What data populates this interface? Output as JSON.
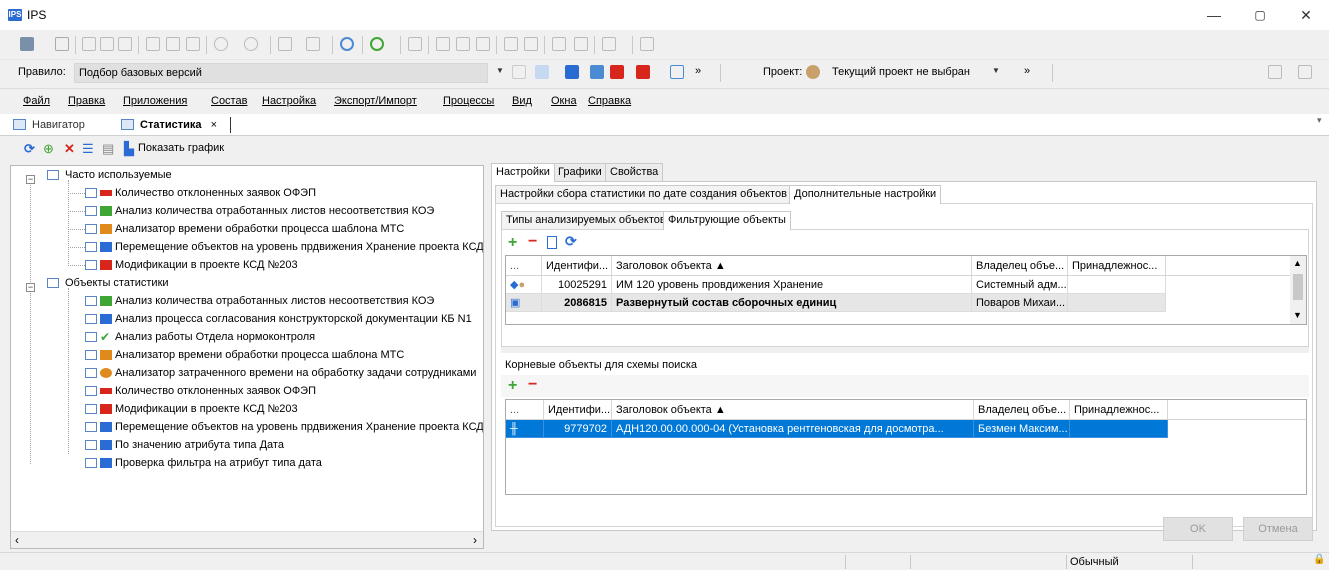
{
  "window": {
    "title": "IPS",
    "app_icon": "IPS",
    "minimize": "—",
    "maximize": "▢",
    "close": "✕"
  },
  "toolbar2": {
    "rule_label": "Правило:",
    "rule_value": "Подбор базовых версий",
    "project_label": "Проект:",
    "project_value": "Текущий проект не выбран"
  },
  "menu": [
    "Файл",
    "Правка",
    "Приложения",
    "Состав",
    "Настройка",
    "Экспорт/Импорт",
    "Процессы",
    "Вид",
    "Окна",
    "Справка"
  ],
  "doc_tabs": {
    "navigator": "Навигатор",
    "statistics": "Статистика",
    "close": "×"
  },
  "graph_toolbar": {
    "show_chart": "Показать график"
  },
  "tree": {
    "group1": "Часто используемые",
    "group1_items": [
      "Количество отклоненных заявок ОФЭП",
      "Анализ количества отработанных листов несоответствия КОЭ",
      "Анализатор времени обработки процесса шаблона МТС",
      "Перемещение объектов  на уровень прдвижения Хранение  проекта  КСД №203",
      "Модификации в проекте КСД №203"
    ],
    "group2": "Объекты статистики",
    "group2_items": [
      "Анализ количества отработанных листов несоответствия КОЭ",
      "Анализ процесса согласования конструкторской документации КБ N1",
      "Анализ работы Отдела нормоконтроля",
      "Анализатор времени обработки процесса шаблона МТС",
      "Анализатор затраченного времени на обработку задачи сотрудниками",
      "Количество отклоненных заявок ОФЭП",
      "Модификации в проекте КСД №203",
      "Перемещение объектов  на уровень прдвижения Хранение  проекта  КСД №203",
      "По значению атрибута типа Дата",
      "Проверка фильтра на атрибут типа дата"
    ]
  },
  "right": {
    "tabs_top": [
      "Настройки",
      "Графики",
      "Свойства"
    ],
    "tabs_mid": [
      "Настройки сбора статистики по дате создания объектов",
      "Дополнительные настройки"
    ],
    "tabs_inner": [
      "Типы анализируемых объектов",
      "Фильтрующие объекты"
    ],
    "grid1": {
      "headers": [
        "...",
        "Идентифи...",
        "Заголовок объекта ▲",
        "Владелец объе...",
        "Принадлежнос..."
      ],
      "rows": [
        {
          "id": "10025291",
          "title": "ИМ 120 уровень провдижения Хранение",
          "owner": "Системный адм...",
          "belongs": ""
        },
        {
          "id": "2086815",
          "title": "Развернутый состав сборочных единиц",
          "owner": "Поваров Михаи...",
          "belongs": ""
        }
      ]
    },
    "root_label": "Корневые объекты для схемы поиска",
    "grid2": {
      "headers": [
        "...",
        "Идентифи...",
        "Заголовок объекта ▲",
        "Владелец объе...",
        "Принадлежнос..."
      ],
      "rows": [
        {
          "id": "9779702",
          "title": "АДН120.00.00.000-04 (Установка рентгеновская для досмотра...",
          "owner": "Безмен Максим...",
          "belongs": ""
        }
      ]
    },
    "ok": "OK",
    "cancel": "Отмена"
  },
  "status": {
    "mode": "Обычный"
  },
  "colors": {
    "selection": "#0078d7",
    "accent_red": "#d9261c",
    "accent_green": "#3fa535"
  }
}
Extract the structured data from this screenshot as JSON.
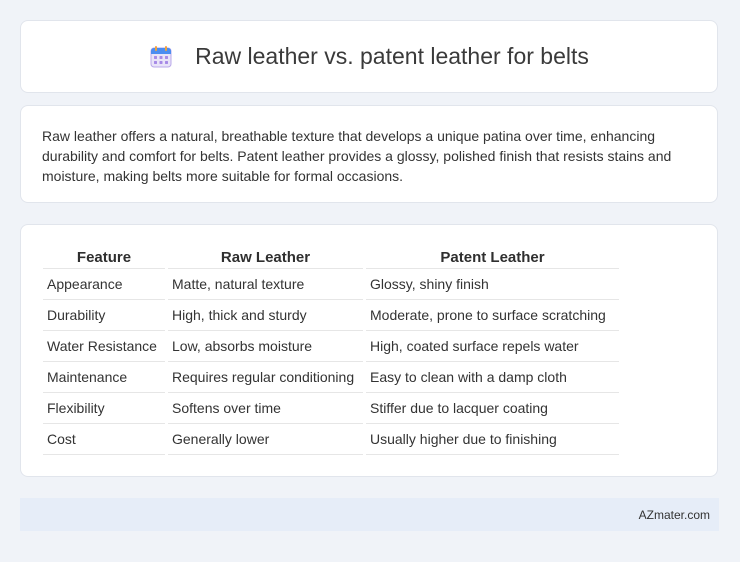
{
  "header": {
    "title": "Raw leather vs. patent leather for belts",
    "icon": "calendar-icon"
  },
  "description": "Raw leather offers a natural, breathable texture that develops a unique patina over time, enhancing durability and comfort for belts. Patent leather provides a glossy, polished finish that resists stains and moisture, making belts more suitable for formal occasions.",
  "table": {
    "headers": [
      "Feature",
      "Raw Leather",
      "Patent Leather"
    ],
    "rows": [
      [
        "Appearance",
        "Matte, natural texture",
        "Glossy, shiny finish"
      ],
      [
        "Durability",
        "High, thick and sturdy",
        "Moderate, prone to surface scratching"
      ],
      [
        "Water Resistance",
        "Low, absorbs moisture",
        "High, coated surface repels water"
      ],
      [
        "Maintenance",
        "Requires regular conditioning",
        "Easy to clean with a damp cloth"
      ],
      [
        "Flexibility",
        "Softens over time",
        "Stiffer due to lacquer coating"
      ],
      [
        "Cost",
        "Generally lower",
        "Usually higher due to finishing"
      ]
    ]
  },
  "footer": {
    "brand": "AZmater.com"
  }
}
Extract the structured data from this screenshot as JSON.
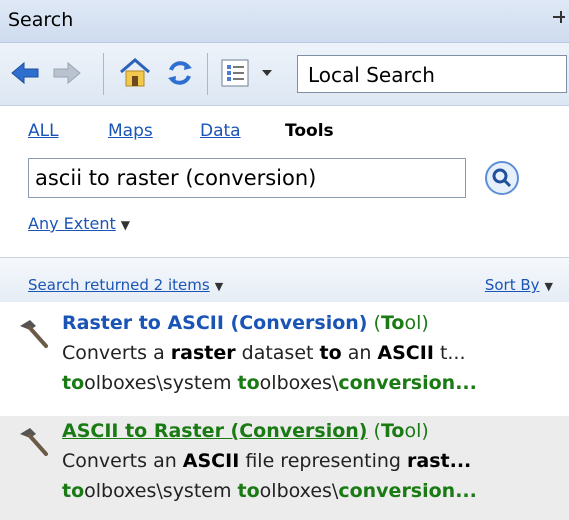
{
  "window": {
    "title": "Search",
    "pin_glyph": "⊣"
  },
  "toolbar": {
    "icons": [
      "back-arrow-icon",
      "forward-arrow-icon",
      "home-icon",
      "refresh-icon",
      "view-options-icon"
    ],
    "search_scope": "Local Search"
  },
  "tabs": [
    {
      "label": "ALL"
    },
    {
      "label": "Maps"
    },
    {
      "label": "Data"
    },
    {
      "label": "Tools"
    }
  ],
  "query": {
    "value": "ascii to raster (conversion)"
  },
  "extent": {
    "label": "Any Extent"
  },
  "results_header": {
    "summary": "Search returned 2 items",
    "sort": "Sort By"
  },
  "results": [
    {
      "title": "Raster to ASCII (Conversion)",
      "type_open": "(",
      "type_hl": "To",
      "type_rest": "ol)",
      "desc_1": "Converts a ",
      "desc_2": "raster",
      "desc_3": " dataset ",
      "desc_4": "to",
      "desc_5": " an ",
      "desc_6": "ASCII",
      "desc_7": " t...",
      "path_1": "to",
      "path_2": "olboxes\\system ",
      "path_3": "to",
      "path_4": "olboxes\\",
      "path_5": "conversion..."
    },
    {
      "title": "ASCII to Raster (Conversion)",
      "type_open": "(",
      "type_hl": "To",
      "type_rest": "ol)",
      "desc_1": "Converts an ",
      "desc_2": "ASCII",
      "desc_3": " file representing ",
      "desc_4": "rast...",
      "path_1": "to",
      "path_2": "olboxes\\system ",
      "path_3": "to",
      "path_4": "olboxes\\",
      "path_5": "conversion..."
    }
  ],
  "colors": {
    "link": "#1a55b5",
    "highlight_green": "#1a7a14",
    "selected_row_bg": "#ececec"
  }
}
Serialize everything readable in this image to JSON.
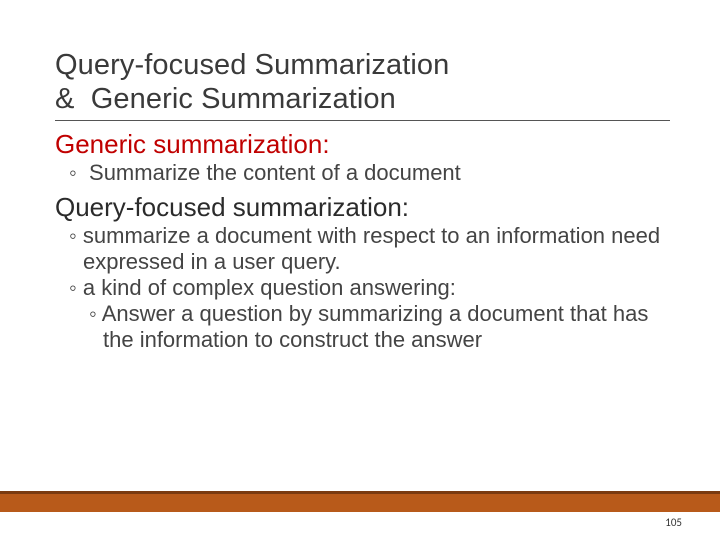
{
  "title_line1": "Query-focused Summarization",
  "title_line2": "&  Generic Summarization",
  "section1": {
    "heading": "Generic summarization:",
    "bullet1": "◦  Summarize the content of a document"
  },
  "section2": {
    "heading": "Query-focused summarization:",
    "bullet1": "◦ summarize a document with respect to an information need expressed in a user query.",
    "bullet2": "◦ a kind of complex question answering:",
    "sub1": "◦ Answer a question by summarizing a document that has the information to construct the answer"
  },
  "page_number": "105"
}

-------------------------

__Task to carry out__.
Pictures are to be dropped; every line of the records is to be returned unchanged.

__Result for this exercise__.
What data populates this interface? Output as JSON.
{
  "window": {
    "title": "IPS",
    "app_icon": "IPS",
    "minimize": "—",
    "maximize": "▢",
    "close": "✕"
  },
  "toolbar2": {
    "rule_label": "Правило:",
    "rule_value": "Подбор базовых версий",
    "project_label": "Проект:",
    "project_value": "Текущий проект не выбран"
  },
  "menu": [
    "Файл",
    "Правка",
    "Приложения",
    "Состав",
    "Настройка",
    "Экспорт/Импорт",
    "Процессы",
    "Вид",
    "Окна",
    "Справка"
  ],
  "doc_tabs": {
    "navigator": "Навигатор",
    "statistics": "Статистика",
    "close": "×"
  },
  "graph_toolbar": {
    "show_chart": "Показать график"
  },
  "tree": {
    "group1": "Часто используемые",
    "group1_items": [
      "Количество отклоненных заявок ОФЭП",
      "Анализ количества отработанных листов несоответствия КОЭ",
      "Анализатор времени обработки процесса шаблона МТС",
      "Перемещение объектов  на уровень прдвижения Хранение  проекта  КСД №203",
      "Модификации в проекте КСД №203"
    ],
    "group2": "Объекты статистики",
    "group2_items": [
      "Анализ количества отработанных листов несоответствия КОЭ",
      "Анализ процесса согласования конструкторской документации КБ N1",
      "Анализ работы Отдела нормоконтроля",
      "Анализатор времени обработки процесса шаблона МТС",
      "Анализатор затраченного времени на обработку задачи сотрудниками",
      "Количество отклоненных заявок ОФЭП",
      "Модификации в проекте КСД №203",
      "Перемещение объектов  на уровень прдвижения Хранение  проекта  КСД №203",
      "По значению атрибута типа Дата",
      "Проверка фильтра на атрибут типа дата"
    ]
  },
  "right": {
    "tabs_top": [
      "Настройки",
      "Графики",
      "Свойства"
    ],
    "tabs_mid": [
      "Настройки сбора статистики по дате создания объектов",
      "Дополнительные настройки"
    ],
    "tabs_inner": [
      "Типы анализируемых объектов",
      "Фильтрующие объекты"
    ],
    "grid1": {
      "headers": [
        "...",
        "Идентифи...",
        "Заголовок объекта ▲",
        "Владелец объе...",
        "Принадлежнос..."
      ],
      "rows": [
        {
          "id": "10025291",
          "title": "ИМ 120 уровень провдижения Хранение",
          "owner": "Системный адм...",
          "belongs": ""
        },
        {
          "id": "2086815",
          "title": "Развернутый состав сборочных единиц",
          "owner": "Поваров Михаи...",
          "belongs": ""
        }
      ]
    },
    "root_label": "Корневые объекты для схемы поиска",
    "grid2": {
      "headers": [
        "...",
        "Идентифи...",
        "Заголовок объекта ▲",
        "Владелец объе...",
        "Принадлежнос..."
      ],
      "rows": [
        {
          "id": "9779702",
          "title": "АДН120.00.00.000-04 (Установка рентгеновская для досмотра...",
          "owner": "Безмен Максим...",
          "belongs": ""
        }
      ]
    },
    "ok": "OK",
    "cancel": "Отмена"
  },
  "status": {
    "mode": "Обычный"
  },
  "colors": {
    "selection": "#0078d7",
    "accent_red": "#d9261c",
    "accent_green": "#3fa535"
  }
}
Extract the structured data from this screenshot as JSON.
{
  "header": {
    "title": "Raw leather vs. patent leather for belts",
    "icon": "calendar-icon"
  },
  "description": "Raw leather offers a natural, breathable texture that develops a unique patina over time, enhancing durability and comfort for belts. Patent leather provides a glossy, polished finish that resists stains and moisture, making belts more suitable for formal occasions.",
  "table": {
    "headers": [
      "Feature",
      "Raw Leather",
      "Patent Leather"
    ],
    "rows": [
      [
        "Appearance",
        "Matte, natural texture",
        "Glossy, shiny finish"
      ],
      [
        "Durability",
        "High, thick and sturdy",
        "Moderate, prone to surface scratching"
      ],
      [
        "Water Resistance",
        "Low, absorbs moisture",
        "High, coated surface repels water"
      ],
      [
        "Maintenance",
        "Requires regular conditioning",
        "Easy to clean with a damp cloth"
      ],
      [
        "Flexibility",
        "Softens over time",
        "Stiffer due to lacquer coating"
      ],
      [
        "Cost",
        "Generally lower",
        "Usually higher due to finishing"
      ]
    ]
  },
  "footer": {
    "brand": "AZmater.com"
  }
}
Extract the structured data from this screenshot as JSON.
{
  "window": {
    "title": "Search",
    "pin_glyph": "⊣"
  },
  "toolbar": {
    "icons": [
      "back-arrow-icon",
      "forward-arrow-icon",
      "home-icon",
      "refresh-icon",
      "view-options-icon"
    ],
    "search_scope": "Local Search"
  },
  "tabs": [
    {
      "label": "ALL"
    },
    {
      "label": "Maps"
    },
    {
      "label": "Data"
    },
    {
      "label": "Tools"
    }
  ],
  "query": {
    "value": "ascii to raster (conversion)"
  },
  "extent": {
    "label": "Any Extent"
  },
  "results_header": {
    "summary": "Search returned 2 items",
    "sort": "Sort By"
  },
  "results": [
    {
      "title": "Raster to ASCII (Conversion)",
      "type_open": "(",
      "type_hl": "To",
      "type_rest": "ol)",
      "desc_1": "Converts a ",
      "desc_2": "raster",
      "desc_3": " dataset ",
      "desc_4": "to",
      "desc_5": " an ",
      "desc_6": "ASCII",
      "desc_7": " t...",
      "path_1": "to",
      "path_2": "olboxes\\system ",
      "path_3": "to",
      "path_4": "olboxes\\",
      "path_5": "conversion..."
    },
    {
      "title": "ASCII to Raster (Conversion)",
      "type_open": "(",
      "type_hl": "To",
      "type_rest": "ol)",
      "desc_1": "Converts an ",
      "desc_2": "ASCII",
      "desc_3": " file representing ",
      "desc_4": "rast...",
      "path_1": "to",
      "path_2": "olboxes\\system ",
      "path_3": "to",
      "path_4": "olboxes\\",
      "path_5": "conversion..."
    }
  ],
  "colors": {
    "link": "#1a55b5",
    "highlight_green": "#1a7a14",
    "selected_row_bg": "#ececec"
  }
}
Serialize everything readable in this image to JSON.
{
  "title_line1": "Query-focused Summarization",
  "title_line2": "&  Generic Summarization",
  "section1": {
    "heading": "Generic summarization:",
    "bullet1": "◦  Summarize the content of a document"
  },
  "section2": {
    "heading": "Query-focused summarization:",
    "bullet1": "◦ summarize a document with respect to an information need expressed in a user query.",
    "bullet2": "◦ a kind of complex question answering:",
    "sub1": "◦ Answer a question by summarizing a document that has the information to construct the answer"
  },
  "page_number": "105"
}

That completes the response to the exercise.